Component data from apps and pages:
:::

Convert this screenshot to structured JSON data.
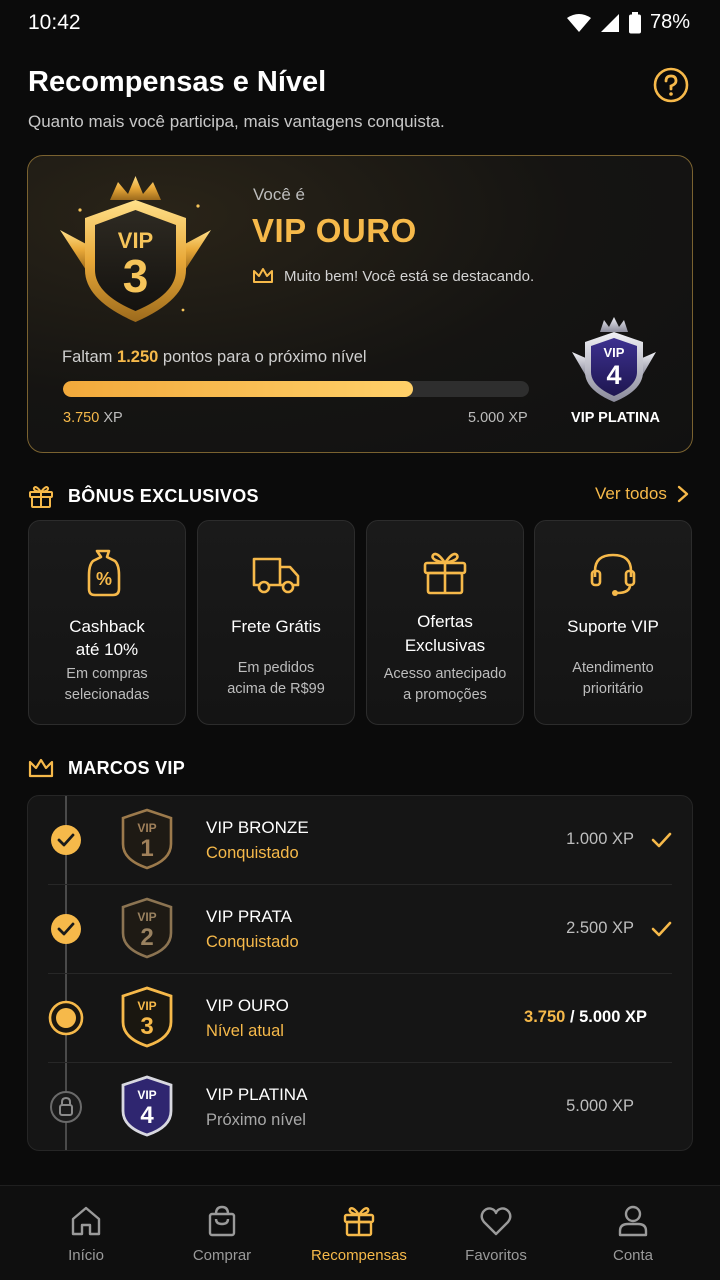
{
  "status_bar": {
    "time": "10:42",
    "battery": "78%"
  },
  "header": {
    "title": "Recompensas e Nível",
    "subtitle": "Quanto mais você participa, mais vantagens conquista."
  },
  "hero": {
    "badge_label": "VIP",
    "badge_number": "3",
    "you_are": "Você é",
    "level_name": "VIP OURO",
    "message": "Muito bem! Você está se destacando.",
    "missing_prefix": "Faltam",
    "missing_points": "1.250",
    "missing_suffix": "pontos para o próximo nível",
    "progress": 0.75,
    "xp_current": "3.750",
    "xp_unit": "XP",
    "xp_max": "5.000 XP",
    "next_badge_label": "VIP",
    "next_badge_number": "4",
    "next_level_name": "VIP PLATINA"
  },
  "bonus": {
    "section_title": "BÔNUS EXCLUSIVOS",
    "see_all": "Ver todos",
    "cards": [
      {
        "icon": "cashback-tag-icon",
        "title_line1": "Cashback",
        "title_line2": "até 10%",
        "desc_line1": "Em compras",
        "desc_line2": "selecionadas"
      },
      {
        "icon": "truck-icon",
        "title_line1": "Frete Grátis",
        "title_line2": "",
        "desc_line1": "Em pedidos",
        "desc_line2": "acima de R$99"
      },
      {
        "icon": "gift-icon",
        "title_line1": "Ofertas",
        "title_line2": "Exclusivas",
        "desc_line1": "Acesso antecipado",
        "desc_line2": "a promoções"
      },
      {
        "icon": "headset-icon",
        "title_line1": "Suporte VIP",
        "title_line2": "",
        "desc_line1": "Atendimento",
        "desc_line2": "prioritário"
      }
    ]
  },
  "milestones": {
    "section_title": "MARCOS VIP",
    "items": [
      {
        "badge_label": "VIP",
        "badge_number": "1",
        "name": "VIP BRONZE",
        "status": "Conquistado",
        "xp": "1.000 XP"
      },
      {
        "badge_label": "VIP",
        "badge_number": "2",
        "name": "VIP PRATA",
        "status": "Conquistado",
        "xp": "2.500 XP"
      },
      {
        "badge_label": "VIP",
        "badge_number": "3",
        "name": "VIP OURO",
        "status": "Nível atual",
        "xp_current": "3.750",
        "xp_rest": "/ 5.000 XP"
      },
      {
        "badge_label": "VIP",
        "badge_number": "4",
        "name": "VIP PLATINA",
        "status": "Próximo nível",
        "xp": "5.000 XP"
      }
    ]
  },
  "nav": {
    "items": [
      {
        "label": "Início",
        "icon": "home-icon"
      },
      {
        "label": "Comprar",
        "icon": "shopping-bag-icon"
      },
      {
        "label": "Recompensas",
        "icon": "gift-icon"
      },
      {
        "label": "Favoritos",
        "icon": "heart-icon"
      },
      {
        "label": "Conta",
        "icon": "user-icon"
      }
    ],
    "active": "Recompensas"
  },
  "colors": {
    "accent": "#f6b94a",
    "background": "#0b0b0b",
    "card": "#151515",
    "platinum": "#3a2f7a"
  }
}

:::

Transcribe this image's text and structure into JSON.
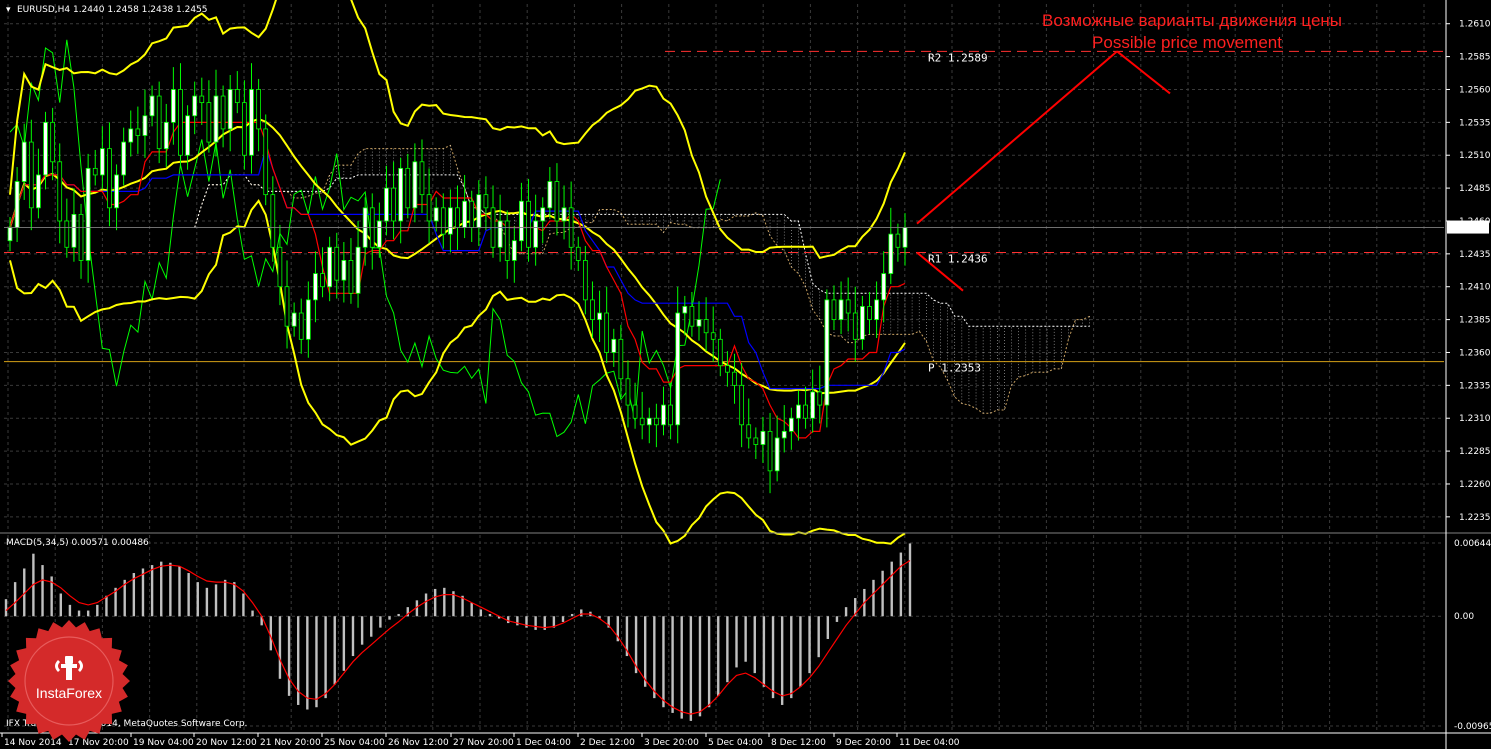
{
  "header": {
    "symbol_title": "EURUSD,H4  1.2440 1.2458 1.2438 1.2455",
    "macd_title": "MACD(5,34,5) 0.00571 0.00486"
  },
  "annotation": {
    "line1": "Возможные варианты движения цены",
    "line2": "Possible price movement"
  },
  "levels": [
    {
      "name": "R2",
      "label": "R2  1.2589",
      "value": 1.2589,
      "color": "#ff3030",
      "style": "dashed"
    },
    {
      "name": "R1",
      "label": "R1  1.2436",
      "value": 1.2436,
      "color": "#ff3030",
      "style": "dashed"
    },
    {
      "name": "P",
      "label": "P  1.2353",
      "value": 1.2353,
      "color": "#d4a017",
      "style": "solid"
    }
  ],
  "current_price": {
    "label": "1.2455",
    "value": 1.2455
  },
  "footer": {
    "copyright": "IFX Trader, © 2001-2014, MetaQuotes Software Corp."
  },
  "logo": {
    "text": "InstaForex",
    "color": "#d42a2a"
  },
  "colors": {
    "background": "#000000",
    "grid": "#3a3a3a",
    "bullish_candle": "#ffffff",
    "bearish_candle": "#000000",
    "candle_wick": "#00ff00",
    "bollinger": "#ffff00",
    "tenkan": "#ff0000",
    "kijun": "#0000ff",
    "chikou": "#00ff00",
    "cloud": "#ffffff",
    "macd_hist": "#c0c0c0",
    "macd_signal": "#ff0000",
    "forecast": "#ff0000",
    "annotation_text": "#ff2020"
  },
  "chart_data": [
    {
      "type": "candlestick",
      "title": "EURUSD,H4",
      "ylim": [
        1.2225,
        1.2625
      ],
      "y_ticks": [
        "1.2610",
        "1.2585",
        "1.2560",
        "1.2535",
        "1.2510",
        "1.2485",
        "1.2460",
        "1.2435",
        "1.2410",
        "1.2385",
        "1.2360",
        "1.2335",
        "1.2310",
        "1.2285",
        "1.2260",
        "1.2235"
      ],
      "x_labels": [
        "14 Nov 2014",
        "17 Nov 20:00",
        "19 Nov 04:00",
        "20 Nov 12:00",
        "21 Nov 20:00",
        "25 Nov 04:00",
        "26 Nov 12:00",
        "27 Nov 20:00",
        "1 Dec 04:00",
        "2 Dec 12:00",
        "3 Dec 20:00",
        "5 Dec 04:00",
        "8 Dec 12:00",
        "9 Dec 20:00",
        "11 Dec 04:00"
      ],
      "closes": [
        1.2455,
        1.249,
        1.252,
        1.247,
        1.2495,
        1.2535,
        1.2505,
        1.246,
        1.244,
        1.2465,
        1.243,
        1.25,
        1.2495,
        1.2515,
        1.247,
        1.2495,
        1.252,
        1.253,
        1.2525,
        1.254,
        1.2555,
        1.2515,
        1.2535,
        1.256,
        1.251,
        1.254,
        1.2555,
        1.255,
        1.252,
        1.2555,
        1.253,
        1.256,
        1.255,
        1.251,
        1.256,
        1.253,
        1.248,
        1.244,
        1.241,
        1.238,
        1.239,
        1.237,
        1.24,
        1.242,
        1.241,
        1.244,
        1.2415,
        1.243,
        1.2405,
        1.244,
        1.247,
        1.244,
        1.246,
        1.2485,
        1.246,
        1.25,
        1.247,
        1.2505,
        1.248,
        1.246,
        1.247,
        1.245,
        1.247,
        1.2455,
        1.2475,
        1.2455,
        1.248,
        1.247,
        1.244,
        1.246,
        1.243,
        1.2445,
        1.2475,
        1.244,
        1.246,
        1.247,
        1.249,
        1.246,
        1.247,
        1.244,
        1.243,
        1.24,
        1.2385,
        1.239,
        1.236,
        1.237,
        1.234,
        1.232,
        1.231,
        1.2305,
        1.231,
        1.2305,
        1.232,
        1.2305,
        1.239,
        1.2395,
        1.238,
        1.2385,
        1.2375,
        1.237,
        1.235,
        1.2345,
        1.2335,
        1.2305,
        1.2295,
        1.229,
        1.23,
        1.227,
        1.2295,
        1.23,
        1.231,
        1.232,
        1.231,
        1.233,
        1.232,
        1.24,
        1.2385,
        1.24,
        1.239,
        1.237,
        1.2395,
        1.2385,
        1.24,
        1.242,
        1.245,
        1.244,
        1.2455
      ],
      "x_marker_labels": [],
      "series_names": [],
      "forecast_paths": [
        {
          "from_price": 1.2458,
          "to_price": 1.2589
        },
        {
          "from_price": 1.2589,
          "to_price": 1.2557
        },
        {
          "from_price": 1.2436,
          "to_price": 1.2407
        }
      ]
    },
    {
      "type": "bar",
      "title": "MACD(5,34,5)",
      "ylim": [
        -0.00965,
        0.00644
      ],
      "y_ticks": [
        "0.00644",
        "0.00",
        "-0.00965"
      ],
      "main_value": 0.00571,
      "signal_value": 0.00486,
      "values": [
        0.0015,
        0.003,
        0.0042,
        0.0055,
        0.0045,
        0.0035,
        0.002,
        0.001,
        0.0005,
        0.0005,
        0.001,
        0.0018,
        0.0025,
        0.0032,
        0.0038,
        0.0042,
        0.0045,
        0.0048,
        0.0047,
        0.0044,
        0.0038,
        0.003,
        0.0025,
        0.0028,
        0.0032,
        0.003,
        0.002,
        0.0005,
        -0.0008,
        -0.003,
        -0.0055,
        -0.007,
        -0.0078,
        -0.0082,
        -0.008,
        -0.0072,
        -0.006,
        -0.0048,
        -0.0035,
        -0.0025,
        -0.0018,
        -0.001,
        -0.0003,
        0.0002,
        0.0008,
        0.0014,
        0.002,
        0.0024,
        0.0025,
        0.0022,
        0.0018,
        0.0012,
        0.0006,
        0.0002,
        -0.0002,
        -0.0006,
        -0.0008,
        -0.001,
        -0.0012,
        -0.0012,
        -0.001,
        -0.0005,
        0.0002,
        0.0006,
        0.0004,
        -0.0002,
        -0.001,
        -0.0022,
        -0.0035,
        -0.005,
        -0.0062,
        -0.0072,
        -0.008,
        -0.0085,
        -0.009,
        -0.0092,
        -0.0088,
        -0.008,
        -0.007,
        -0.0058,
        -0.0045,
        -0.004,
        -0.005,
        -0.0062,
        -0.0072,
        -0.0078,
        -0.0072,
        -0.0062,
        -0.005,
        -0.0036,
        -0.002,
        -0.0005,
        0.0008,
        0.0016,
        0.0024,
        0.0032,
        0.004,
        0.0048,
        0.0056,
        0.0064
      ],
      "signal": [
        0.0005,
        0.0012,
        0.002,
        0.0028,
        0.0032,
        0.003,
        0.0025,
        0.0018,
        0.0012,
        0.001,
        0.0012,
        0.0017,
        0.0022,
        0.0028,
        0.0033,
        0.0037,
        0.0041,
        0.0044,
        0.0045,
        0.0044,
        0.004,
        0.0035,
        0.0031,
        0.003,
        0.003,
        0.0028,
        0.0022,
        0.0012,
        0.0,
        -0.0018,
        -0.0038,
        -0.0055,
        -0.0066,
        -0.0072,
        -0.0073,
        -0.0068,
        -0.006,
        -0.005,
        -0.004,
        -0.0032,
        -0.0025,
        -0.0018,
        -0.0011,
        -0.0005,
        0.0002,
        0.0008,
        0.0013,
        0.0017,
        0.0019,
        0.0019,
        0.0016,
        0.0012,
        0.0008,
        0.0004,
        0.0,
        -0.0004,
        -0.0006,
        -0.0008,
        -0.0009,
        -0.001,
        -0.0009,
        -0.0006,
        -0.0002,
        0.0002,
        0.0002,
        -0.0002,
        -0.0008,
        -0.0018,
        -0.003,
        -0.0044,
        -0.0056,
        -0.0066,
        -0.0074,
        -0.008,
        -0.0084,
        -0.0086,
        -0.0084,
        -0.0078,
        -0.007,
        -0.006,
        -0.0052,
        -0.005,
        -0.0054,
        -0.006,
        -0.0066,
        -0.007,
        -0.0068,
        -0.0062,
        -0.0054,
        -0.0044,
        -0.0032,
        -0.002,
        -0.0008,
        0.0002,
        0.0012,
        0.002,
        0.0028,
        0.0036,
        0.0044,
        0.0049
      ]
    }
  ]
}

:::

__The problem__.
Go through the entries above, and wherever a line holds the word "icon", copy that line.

__Reply__.
        "icon": "cashback-tag-icon",
        "icon": "truck-icon",
        "icon": "gift-icon",
        "icon": "headset-icon",
        "icon": "home-icon"
        "icon": "shopping-bag-icon"
        "icon": "gift-icon"
        "icon": "heart-icon"
        "icon": "user-icon"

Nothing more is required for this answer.